Choosing, Using, and Enthusing a Collection Agency, Part 1

Jun 7, 2010

If you’ve ever tried to use a collection agency to collect a five-figure placement fee, don’t blame the agency for not collecting. It’s not their bag. It’s like asking a podiatrist to perform brain surgery.

But if your fee — temp or perm — is less than $7,500, you should know how to choose, use, and enthuse a collection agency.

In many cases, you’ll have no choice.

Chances are you won’t be able to find a competent lawyer who’ll collect your fee on a contingency (percentage) basis.
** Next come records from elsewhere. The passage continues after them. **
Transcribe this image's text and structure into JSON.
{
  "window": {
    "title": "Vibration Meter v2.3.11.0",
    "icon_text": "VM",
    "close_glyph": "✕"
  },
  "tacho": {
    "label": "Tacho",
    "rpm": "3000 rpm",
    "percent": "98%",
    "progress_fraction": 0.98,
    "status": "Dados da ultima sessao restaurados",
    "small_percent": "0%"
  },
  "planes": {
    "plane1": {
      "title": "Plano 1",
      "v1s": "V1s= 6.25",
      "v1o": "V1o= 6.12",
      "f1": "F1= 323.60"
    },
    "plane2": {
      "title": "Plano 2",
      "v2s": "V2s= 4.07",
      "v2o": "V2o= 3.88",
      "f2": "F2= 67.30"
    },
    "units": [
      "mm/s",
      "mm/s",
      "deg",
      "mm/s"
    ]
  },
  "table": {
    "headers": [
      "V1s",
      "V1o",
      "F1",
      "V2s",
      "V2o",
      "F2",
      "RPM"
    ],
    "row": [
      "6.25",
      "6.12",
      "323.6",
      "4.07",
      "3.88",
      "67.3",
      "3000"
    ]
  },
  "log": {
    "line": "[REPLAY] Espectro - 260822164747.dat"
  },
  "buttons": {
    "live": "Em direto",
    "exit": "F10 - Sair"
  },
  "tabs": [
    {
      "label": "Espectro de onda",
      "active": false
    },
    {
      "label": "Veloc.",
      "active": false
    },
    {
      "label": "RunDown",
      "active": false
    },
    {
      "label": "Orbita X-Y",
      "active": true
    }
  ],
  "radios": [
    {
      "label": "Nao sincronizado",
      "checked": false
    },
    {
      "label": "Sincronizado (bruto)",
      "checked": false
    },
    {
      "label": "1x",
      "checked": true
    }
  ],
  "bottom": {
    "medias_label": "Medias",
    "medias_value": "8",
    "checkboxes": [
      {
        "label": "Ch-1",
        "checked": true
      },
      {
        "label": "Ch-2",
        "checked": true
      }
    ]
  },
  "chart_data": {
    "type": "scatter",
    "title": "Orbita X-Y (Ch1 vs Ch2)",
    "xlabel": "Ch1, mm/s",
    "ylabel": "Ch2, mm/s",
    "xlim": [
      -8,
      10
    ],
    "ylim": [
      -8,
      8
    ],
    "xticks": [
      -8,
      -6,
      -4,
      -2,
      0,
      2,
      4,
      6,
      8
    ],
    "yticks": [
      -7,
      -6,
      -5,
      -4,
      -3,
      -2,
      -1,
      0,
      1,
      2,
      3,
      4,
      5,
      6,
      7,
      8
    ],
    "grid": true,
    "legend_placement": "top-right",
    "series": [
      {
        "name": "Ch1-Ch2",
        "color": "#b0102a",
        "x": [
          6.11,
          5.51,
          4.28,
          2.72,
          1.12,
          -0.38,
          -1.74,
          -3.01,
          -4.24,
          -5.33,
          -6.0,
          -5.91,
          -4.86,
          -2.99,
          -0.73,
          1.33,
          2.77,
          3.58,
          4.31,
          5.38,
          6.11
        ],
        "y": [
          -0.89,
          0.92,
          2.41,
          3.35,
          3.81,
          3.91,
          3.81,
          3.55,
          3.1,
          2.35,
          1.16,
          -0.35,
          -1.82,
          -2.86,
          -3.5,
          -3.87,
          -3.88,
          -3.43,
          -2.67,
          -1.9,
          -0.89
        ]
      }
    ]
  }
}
That doesn’t mean the lawyer won’t accept it on a contingency basis.

Collection attorneys usually play the numbers and take whatever cases you give them.

But they’re very busy people because successful collections require high volume and an incredible amount of legal time to obtain writs of attachment on assets (prior to judgment), writs of execution on assets (after judgment), and constant court appearances in-between. Commercial debtors are often wily, sophisticated fee-dodgers. The right to a placement fee is difficult to prove — among the most difficult in any generalist’s office.

So while the lawyer might accept your case, the chances are a form “lawyer’s letter” to the employer will be all the action you’ll see. If he files a lawsuit, don’t expect to hear much until a week or so before the trial date.

The lawyer may be extremely competent. His only mistake is playing the numbers by accepting your elusively simple case. Your mistake is that by using him, the employer will identify him with you. Collection agencies are impersonal and they do what they think will recover the debt. Period. That’s the difference between “referring the matter to an attorney” and “as- signing a debt for collection.” Once it’s assigned, you’ve transferred your right to the money in exchange for a percentage of the recovery.

Now you have no excuse for giving these small receivables to a lawyer.


Like collection attorneys, collection agencies operate on volume. However, they avoid filing lawsuits, since it costs them time and money. Even if their lawyer is on a retainer, court systems don’t allow “priority” on the docket based on the amount in controversy. A business dispute waits in line on the trial calendar, regardless of the amount or the solvency of the debtor.

Lawyers would much rather litigate than write letters. They’re like recruiters — much more interested in send-outs than in sending fee schedules.

Collection lawyers use form pleadings for the typical causes of action (breach of contract, open book account, and unjust enrichment). Your Summons and Complaint are indistinguishable from the carpet cleaner’s before and the jewelry store’s after. It’s a paint-by-the-numbers job that can be knocked out much more easily than the detailed, analytical, carefully drafted demand letter a business lawyer would write.

So, like the recruiter who focuses on arranging interviews, the collection lawyer focuses on serving lawsuits. Collection agencies focus on mail, telephone and (occasionally) personal visits to the debtor. Their two main collection techniques are:

a. Fear, and

b. Tenacity.

Of course, sophisticated fee-avoiders are not afraid of form-letter threats or repetitive warnings from volume word-processed factories.


Just Google “collection agencies” and the name of your city. You can also check your local Yellow Pages under “Collection Agencies” or “Collections.” Forget about Chambers of Commerce, Better Business Bureaus or trade associations. You want a junkyard dog, not a PR poodle.

We prefer the smaller agencies, since personalized service is so important to collect placement fees. The optimum size is around six collection desks. This gives you access to management and you can find the most capable collector easily. In larger agencies, the file may go through several collectors before it is closed. While the national agencies sound better because everyone knows who they are, they’re too worried about their image to be effective.

Ask for references of lawyers, accountants and other professionals who service businesses. Then call them. You can also check with your state licensing department regarding pending complaints. The only ones you care about are charges that clients weren’t paid from funds collected.

Otherwise, an active complaint file usually reflects an agency that realizes the benefits of venting your anger. The turnover among collectors is around 95% — similar to that of recruiters — for many of the same reasons. It’s a high-rejection, high-pressure, phone-intensive business with broken promises being the rule rather than the exception.

You can avoid slipping through the cracks by dealing with a small, accessible, local collection agency which will be accountable to you. The best one we know is an old-fashioned, tightly-run, lean-and-mean, four-desk money machine. Still no good for fact-based liability issues, but fine for uncontested slow-pay receivables.

Then handle the relations with the agency personally. Nothing will stop the agency from working faster than constant calls from your placers. Leave the agency alone and be patient. Collecting takes time, since every demand requires negotiation and waiting to see if promises from the employer are kept.

Even the most inept collector has the lawyer’s advantage — he’s more objective than the client. Let this objectivity work for you.

Editor’s note: In tomorrow’s Part 2, look for how collection agencies view debt, and more.